Lines below that include "Patient" are the answer; copy each one.

Extracted data entries:
────────
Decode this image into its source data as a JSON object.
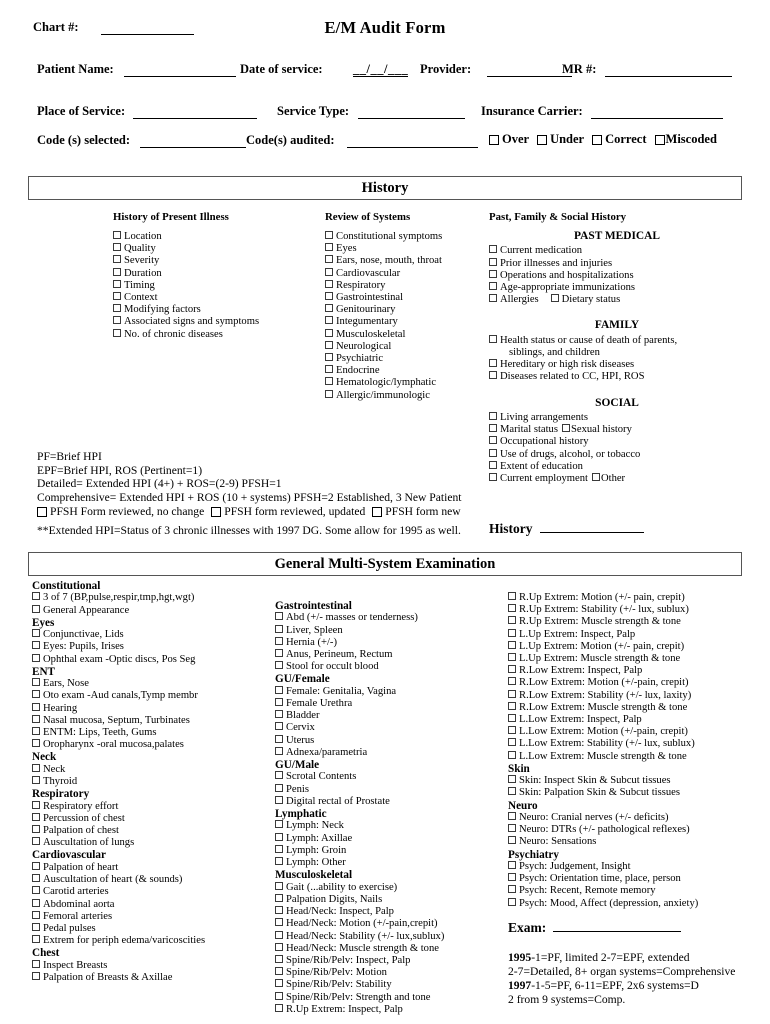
{
  "header": {
    "chart_label": "Chart #:",
    "title": "E/M Audit Form",
    "patient_name_label": "Patient Name:",
    "date_of_service_label": "Date of service:",
    "date_slashes": "__/__/___",
    "provider_label": "Provider:",
    "mr_label": "MR #:",
    "place_of_service_label": "Place of Service:",
    "service_type_label": "Service Type:",
    "insurance_carrier_label": "Insurance Carrier:",
    "codes_selected_label": "Code (s) selected:",
    "codes_audited_label": "Code(s) audited:",
    "audit_results": [
      "Over",
      "Under",
      "Correct",
      "Miscoded"
    ]
  },
  "history": {
    "section_title": "History",
    "hpi": {
      "heading": "History of Present Illness",
      "items": [
        "Location",
        "Quality",
        "Severity",
        "Duration",
        "Timing",
        "Context",
        "Modifying factors",
        "Associated signs and symptoms",
        "No. of chronic diseases"
      ]
    },
    "ros": {
      "heading": "Review of Systems",
      "items": [
        "Constitutional symptoms",
        "Eyes",
        "Ears, nose, mouth, throat",
        "Cardiovascular",
        "Respiratory",
        "Gastrointestinal",
        "Genitourinary",
        "Integumentary",
        "Musculoskeletal",
        "Neurological",
        "Psychiatric",
        "Endocrine",
        "Hematologic/lymphatic",
        "Allergic/immunologic"
      ]
    },
    "pfsh": {
      "heading": "Past, Family & Social History",
      "past_medical_heading": "PAST MEDICAL",
      "past_medical_items": [
        "Current medication",
        "Prior illnesses and injuries",
        "Operations and hospitalizations",
        "Age-appropriate immunizations"
      ],
      "allergies": "Allergies",
      "dietary_status": "Dietary status",
      "family_heading": "FAMILY",
      "family_items": [
        "Health status or cause of death of parents,",
        "Hereditary or high risk diseases",
        "Diseases related to CC, HPI, ROS"
      ],
      "family_item_cont": "siblings, and children",
      "social_heading": "SOCIAL",
      "social_items": [
        "Living arrangements",
        "Occupational history",
        "Use of drugs, alcohol, or tobacco",
        "Extent of education"
      ],
      "marital_status": "Marital status",
      "sexual_history": "Sexual history",
      "current_employment": "Current employment",
      "other": "Other"
    },
    "levels": [
      "PF=Brief HPI",
      "EPF=Brief HPI, ROS (Pertinent=1)",
      "Detailed= Extended HPI (4+) + ROS=(2-9) PFSH=1",
      "Comprehensive= Extended HPI + ROS (10 + systems) PFSH=2 Established, 3 New Patient"
    ],
    "pfsh_checkboxes": [
      "PFSH Form reviewed, no change",
      "PFSH form reviewed, updated",
      "PFSH form new"
    ],
    "footnote": "**Extended HPI=Status of 3 chronic illnesses with 1997 DG. Some allow for 1995 as well.",
    "history_score_label": "History"
  },
  "exam": {
    "section_title": "General Multi-System Examination",
    "col1": [
      {
        "group": "Constitutional",
        "items": [
          "3 of 7 (BP,pulse,respir,tmp,hgt,wgt)",
          "General Appearance"
        ]
      },
      {
        "group": "Eyes",
        "items": [
          "Conjunctivae, Lids",
          "Eyes: Pupils, Irises",
          "Ophthal exam -Optic discs, Pos Seg"
        ]
      },
      {
        "group": "ENT",
        "items": [
          "Ears, Nose",
          "Oto exam -Aud canals,Tymp membr",
          "Hearing",
          "Nasal mucosa, Septum, Turbinates",
          "ENTM: Lips, Teeth, Gums",
          "Oropharynx -oral mucosa,palates"
        ]
      },
      {
        "group": "Neck",
        "items": [
          "Neck",
          "Thyroid"
        ]
      },
      {
        "group": "Respiratory",
        "items": [
          "Respiratory effort",
          "Percussion of chest",
          "Palpation of chest",
          "Auscultation of lungs"
        ]
      },
      {
        "group": "Cardiovascular",
        "items": [
          "Palpation of heart",
          "Auscultation of heart (& sounds)",
          "Carotid arteries",
          "Abdominal aorta",
          "Femoral arteries",
          "Pedal pulses",
          "Extrem for periph edema/varicoscities"
        ]
      },
      {
        "group": "Chest",
        "items": [
          "Inspect Breasts",
          "Palpation of Breasts & Axillae"
        ]
      }
    ],
    "col2": [
      {
        "group": "Gastrointestinal",
        "items": [
          "Abd  (+/- masses or tenderness)",
          "Liver, Spleen",
          "Hernia (+/-)",
          "Anus, Perineum, Rectum",
          "Stool for occult blood"
        ]
      },
      {
        "group": "GU/Female",
        "items": [
          "Female: Genitalia, Vagina",
          "Female Urethra",
          "Bladder",
          "Cervix",
          "Uterus",
          "Adnexa/parametria"
        ]
      },
      {
        "group": "GU/Male",
        "items": [
          "Scrotal Contents",
          "Penis",
          "Digital rectal of Prostate"
        ]
      },
      {
        "group": "Lymphatic",
        "items": [
          "Lymph: Neck",
          "Lymph: Axillae",
          "Lymph: Groin",
          "Lymph: Other"
        ]
      },
      {
        "group": "Musculoskeletal",
        "items": [
          "Gait (...ability to exercise)",
          "Palpation Digits, Nails",
          "Head/Neck: Inspect, Palp",
          "Head/Neck: Motion  (+/-pain,crepit)",
          "Head/Neck: Stability (+/- lux,sublux)",
          "Head/Neck: Muscle strength & tone",
          "Spine/Rib/Pelv: Inspect, Palp",
          "Spine/Rib/Pelv: Motion",
          "Spine/Rib/Pelv: Stability",
          "Spine/Rib/Pelv: Strength and tone",
          "R.Up Extrem: Inspect, Palp"
        ]
      }
    ],
    "col3": [
      {
        "group": "",
        "items": [
          "R.Up Extrem: Motion  (+/- pain, crepit)",
          "R.Up Extrem: Stability  (+/- lux, sublux)",
          "R.Up Extrem: Muscle strength & tone",
          "L.Up Extrem: Inspect, Palp",
          "L.Up Extrem: Motion  (+/- pain, crepit)",
          "L.Up Extrem: Muscle strength & tone",
          "R.Low Extrem: Inspect, Palp",
          "R.Low Extrem: Motion (+/-pain, crepit)",
          "R.Low Extrem: Stability  (+/- lux, laxity)",
          "R.Low Extrem: Muscle strength & tone",
          "L.Low Extrem: Inspect, Palp",
          "L.Low Extrem: Motion  (+/-pain, crepit)",
          "L.Low Extrem: Stability (+/- lux, sublux)",
          "L.Low Extrem: Muscle strength & tone"
        ]
      },
      {
        "group": "Skin",
        "items": [
          "Skin: Inspect Skin & Subcut tissues",
          "Skin: Palpation Skin & Subcut tissues"
        ]
      },
      {
        "group": "Neuro",
        "items": [
          "Neuro: Cranial nerves  (+/- deficits)",
          "Neuro: DTRs  (+/- pathological reflexes)",
          "Neuro: Sensations"
        ]
      },
      {
        "group": "Psychiatry",
        "items": [
          "Psych: Judgement, Insight",
          "Psych: Orientation time, place, person",
          "Psych: Recent, Remote memory",
          "Psych: Mood, Affect (depression, anxiety)"
        ]
      }
    ],
    "exam_score_label": "Exam:",
    "guidelines": [
      {
        "bold": "1995",
        "rest": "-1=PF, limited 2-7=EPF, extended"
      },
      {
        "bold": "",
        "rest": "2-7=Detailed, 8+ organ systems=Comprehensive"
      },
      {
        "bold": "1997",
        "rest": "-1-5=PF, 6-11=EPF, 2x6 systems=D"
      },
      {
        "bold": "",
        "rest": "2 from 9 systems=Comp."
      }
    ]
  }
}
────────
RESULT:
    "patient_name_label": "Patient Name:",
      "Comprehensive= Extended HPI + ROS (10 + systems) PFSH=2 Established, 3 New Patient"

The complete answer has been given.